I recently got the most heartening email from a reader, who complained that I hadn’t posted in over two weeks. I love that someone is actually reading this, and I love that this reader/friend keeps me on my toes.
Now that I’ve had a taste of power, I’m hungry for more. By that I mean that I want more people to email me. Possibly people who read this blog. As such, I have set up an email account, strictly for spinster-related purposes: email@example.com.
Incidentally, it seems that more than one gal fancies herself a spinster aunt, seeing as how the name was already taken in Gmail. I ought to email her and have a chat.
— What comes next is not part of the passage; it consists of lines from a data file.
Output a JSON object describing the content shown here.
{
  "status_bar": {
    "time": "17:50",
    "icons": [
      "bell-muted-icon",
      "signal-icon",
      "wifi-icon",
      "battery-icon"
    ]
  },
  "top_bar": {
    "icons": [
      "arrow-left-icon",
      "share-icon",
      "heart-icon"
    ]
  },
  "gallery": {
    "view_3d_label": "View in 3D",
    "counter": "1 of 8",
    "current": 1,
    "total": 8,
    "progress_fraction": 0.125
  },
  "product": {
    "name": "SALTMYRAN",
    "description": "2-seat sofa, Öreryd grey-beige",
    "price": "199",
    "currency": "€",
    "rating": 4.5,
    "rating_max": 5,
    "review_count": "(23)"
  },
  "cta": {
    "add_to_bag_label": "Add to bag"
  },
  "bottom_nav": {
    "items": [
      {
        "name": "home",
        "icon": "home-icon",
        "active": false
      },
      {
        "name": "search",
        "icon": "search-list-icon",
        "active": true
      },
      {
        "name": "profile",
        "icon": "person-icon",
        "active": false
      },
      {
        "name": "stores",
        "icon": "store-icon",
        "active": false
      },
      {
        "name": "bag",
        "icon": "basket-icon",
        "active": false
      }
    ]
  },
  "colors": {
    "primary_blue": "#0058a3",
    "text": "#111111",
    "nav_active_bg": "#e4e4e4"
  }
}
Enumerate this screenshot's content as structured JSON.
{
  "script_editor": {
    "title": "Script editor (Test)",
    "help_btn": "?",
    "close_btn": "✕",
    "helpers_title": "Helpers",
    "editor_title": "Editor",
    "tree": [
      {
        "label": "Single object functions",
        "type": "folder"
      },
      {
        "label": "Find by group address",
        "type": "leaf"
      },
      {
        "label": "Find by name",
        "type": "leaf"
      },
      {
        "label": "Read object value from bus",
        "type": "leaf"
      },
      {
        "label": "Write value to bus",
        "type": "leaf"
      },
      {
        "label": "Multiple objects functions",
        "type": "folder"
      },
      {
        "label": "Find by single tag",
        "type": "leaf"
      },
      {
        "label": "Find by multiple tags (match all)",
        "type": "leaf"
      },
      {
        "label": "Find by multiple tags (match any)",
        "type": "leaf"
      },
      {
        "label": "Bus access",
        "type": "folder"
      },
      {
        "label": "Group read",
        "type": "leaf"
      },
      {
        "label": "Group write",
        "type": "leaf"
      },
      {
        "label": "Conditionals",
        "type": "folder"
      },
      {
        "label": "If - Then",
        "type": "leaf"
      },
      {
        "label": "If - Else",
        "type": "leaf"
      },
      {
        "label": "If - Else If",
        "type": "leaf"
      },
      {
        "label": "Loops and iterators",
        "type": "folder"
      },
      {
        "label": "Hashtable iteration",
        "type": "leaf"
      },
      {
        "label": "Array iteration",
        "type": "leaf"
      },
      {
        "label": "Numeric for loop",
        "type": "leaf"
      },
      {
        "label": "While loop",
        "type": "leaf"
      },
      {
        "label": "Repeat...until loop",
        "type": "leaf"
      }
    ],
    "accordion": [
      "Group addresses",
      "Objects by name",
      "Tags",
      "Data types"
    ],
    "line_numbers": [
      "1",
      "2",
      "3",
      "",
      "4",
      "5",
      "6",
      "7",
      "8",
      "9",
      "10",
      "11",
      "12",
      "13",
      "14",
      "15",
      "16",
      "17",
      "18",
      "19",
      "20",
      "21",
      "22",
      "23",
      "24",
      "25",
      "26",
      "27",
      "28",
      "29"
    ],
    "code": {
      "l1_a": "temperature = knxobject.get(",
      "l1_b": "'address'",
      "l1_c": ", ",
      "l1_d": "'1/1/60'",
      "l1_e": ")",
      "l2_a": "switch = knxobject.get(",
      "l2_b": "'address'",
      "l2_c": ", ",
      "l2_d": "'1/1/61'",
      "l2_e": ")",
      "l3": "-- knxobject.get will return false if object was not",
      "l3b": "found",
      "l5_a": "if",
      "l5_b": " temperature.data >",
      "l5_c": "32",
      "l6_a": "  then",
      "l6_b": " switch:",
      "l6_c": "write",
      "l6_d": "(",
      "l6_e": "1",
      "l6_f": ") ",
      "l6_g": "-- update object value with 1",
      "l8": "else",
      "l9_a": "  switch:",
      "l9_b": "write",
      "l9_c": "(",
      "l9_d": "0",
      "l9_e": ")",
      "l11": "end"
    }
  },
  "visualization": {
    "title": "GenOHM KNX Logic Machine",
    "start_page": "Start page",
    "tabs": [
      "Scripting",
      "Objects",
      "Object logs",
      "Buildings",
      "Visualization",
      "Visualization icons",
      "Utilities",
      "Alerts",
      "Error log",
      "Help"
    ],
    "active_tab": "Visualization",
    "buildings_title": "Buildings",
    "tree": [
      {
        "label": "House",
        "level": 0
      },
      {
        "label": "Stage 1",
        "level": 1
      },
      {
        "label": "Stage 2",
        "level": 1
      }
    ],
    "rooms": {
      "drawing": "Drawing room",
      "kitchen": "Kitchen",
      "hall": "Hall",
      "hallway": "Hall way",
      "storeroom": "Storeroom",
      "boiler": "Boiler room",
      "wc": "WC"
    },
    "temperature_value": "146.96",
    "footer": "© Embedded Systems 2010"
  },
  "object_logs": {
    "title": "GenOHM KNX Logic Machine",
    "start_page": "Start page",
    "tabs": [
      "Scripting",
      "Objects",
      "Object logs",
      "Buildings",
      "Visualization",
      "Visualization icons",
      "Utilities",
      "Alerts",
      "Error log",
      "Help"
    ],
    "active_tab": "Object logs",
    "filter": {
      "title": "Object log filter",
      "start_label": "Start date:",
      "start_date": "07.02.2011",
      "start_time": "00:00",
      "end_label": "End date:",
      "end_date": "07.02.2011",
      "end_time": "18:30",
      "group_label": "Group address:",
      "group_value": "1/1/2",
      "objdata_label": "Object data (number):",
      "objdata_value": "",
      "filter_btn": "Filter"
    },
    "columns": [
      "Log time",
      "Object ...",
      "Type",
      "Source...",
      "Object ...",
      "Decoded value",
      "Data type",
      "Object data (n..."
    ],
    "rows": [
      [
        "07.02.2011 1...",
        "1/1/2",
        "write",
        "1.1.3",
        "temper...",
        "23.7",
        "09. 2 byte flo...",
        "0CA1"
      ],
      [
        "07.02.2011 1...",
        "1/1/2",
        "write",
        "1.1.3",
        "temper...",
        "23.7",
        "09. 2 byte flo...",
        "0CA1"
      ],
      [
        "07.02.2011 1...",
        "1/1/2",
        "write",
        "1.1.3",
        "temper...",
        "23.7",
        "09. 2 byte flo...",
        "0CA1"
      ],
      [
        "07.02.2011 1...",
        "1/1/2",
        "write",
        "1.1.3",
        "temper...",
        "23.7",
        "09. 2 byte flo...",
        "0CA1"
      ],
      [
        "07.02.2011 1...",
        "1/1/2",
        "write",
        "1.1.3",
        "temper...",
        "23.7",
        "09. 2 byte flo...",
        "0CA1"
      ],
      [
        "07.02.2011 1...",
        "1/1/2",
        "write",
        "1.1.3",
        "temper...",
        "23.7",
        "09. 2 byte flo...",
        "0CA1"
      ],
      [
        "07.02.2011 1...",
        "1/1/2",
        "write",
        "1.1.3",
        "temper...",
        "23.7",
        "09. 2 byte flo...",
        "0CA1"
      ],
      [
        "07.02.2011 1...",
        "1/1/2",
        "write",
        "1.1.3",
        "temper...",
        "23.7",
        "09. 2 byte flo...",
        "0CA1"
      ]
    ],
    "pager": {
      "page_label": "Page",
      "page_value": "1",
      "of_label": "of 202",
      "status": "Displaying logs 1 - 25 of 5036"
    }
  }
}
I’d love to tell you all that I’ve been terribly busy these past few weeks, but we all know that lies make baby Jesus cry, therefore I am forced to admit that I’ve been up to nothing much at all and there is absolutely no reason for me not to have written more in the past few weeks, not an internet crisis, not Christmas, not plumb forgetting I even have a blog, nothing. No excuse. Just laziness. Well, that and I was reading a very un-spinstery book, which was magnificent but I felt no desire to blog about it (the book is Cormac McCarthy’s The Road, and it made me cry in front of people because it was so great – don’t finish it in a public place if you’re a sensitive spinster like I). I have since recovered and am back to reading good old-fashioned mystery novels, specifically, Mortal Remains In Maggody (hilarious so far, of course).
But what I’d really like to tell you about today is a great movie from 1980 starring Goldie Hawn and the United States Army, a movie in which she decides spinsterhood is preferable to marrying a rich French doctor who lives in a castle: Private Benjamin.
I Netflixed this movie at the behest of my roommate, who says the final scene made a lasting impression on her when she saw it as a child. It made quite an impression on me too, and got the old mind whirling. In a semi-buzzed haze (red wine is always a pleasant accompaniment to movies) I started making all kinds of weird semiotic connections based on that last shot, mainly based on the fact that Goldie looks a bit like the Lady of Shallot in that scene.
But I’m getting a bit ahead of myself. First, the film. I liked it quite a bit, and thought Goldie did a great job proving her comic chops. The general consensus seems to be that it isn’t as funny as Stripes but that it’s pretty good and Goldie is terrific. A lot of folks seem to think it’s dated, and some find the third act really boring and strange, like a different movie. I have to admit that there was a feeling of disconnect when we swung into act three (and confusion, since Goldie’s voice over says she’s in Belgium just as we’re looking at a shot of Paris, but whatever), but I kind of like that: it’s abrupt, but it’s such a departure from the structural formula that I thought it was kind of fun. And if you found the third act boring I think you missed a lot of the point of that film – and it’s not like it was super subtle, so there’s really no excuse here.
I personally liked the film quite a bit, as is to be expected, because I’m such a big ole feminist. Girl wants to leave philandering jerk and have a real career, that’s fine by me. And no, that’s not dated. That’s never dated. Not marrying jerks is always fresh. A Hollywood cliché, yes, but always a good idea in real life.
Okay, now that Lady of Shallot thing.
In the final shot of the film, Goldie tosses her veil and strides confidently out into the French countryside to meet her fate. Looking at her in her white dress with all that “bright hair streaming down” made me think of the Waterhouse painting of the Lady of Shallot. Observe:
The Lady of Shallot
Alright, so big deal. So she looks like some painting. But it’s kind of interesting given that the Lady of Shallot was stuck in some tower, broke the rules and died, and Judy Benjamin was stuck in a symbolic tower, broke the rules but instead of dying, she triumphs.
And what about all that “crazy” talk that her parents give her, telling people she’s in a mental home, telling her she doesn’t know her own mind, she can’t make her own decisions? And her jerk of a fiancé trying to gaslight her, telling her she’s being crazy to imagine him sleeping with the maid (which he later confesses to, using the exact phrase, “OK I slept with her one night when you were acting CRAZY”)??? Everyone around her is telling her she’s crazy, she’s got this insane-looking hair and the same crazed look in her eyes she had at the beginning of the film, she looks like a raving Victorian madwoman! And then all of a sudden she begins to see clearly, she stops looking at life through a mirror (if you will) and faces it straight on. Only instead of boating to her death downriver to Camelot, she marches gracefully along on her way, never looking back.
Call me nuts, but it’s always bugged me how the patriarchy will tell a perfectly normal woman that she’s acting insane just because she doesn’t want to conform to their damn standards. All that was subtextually expressed in this film, from the more overt lines of dialogue (OK, I guess the subtext was text there) to the imagery of the lady in white in the final shot.
And all the army stuff was funny as hell, too.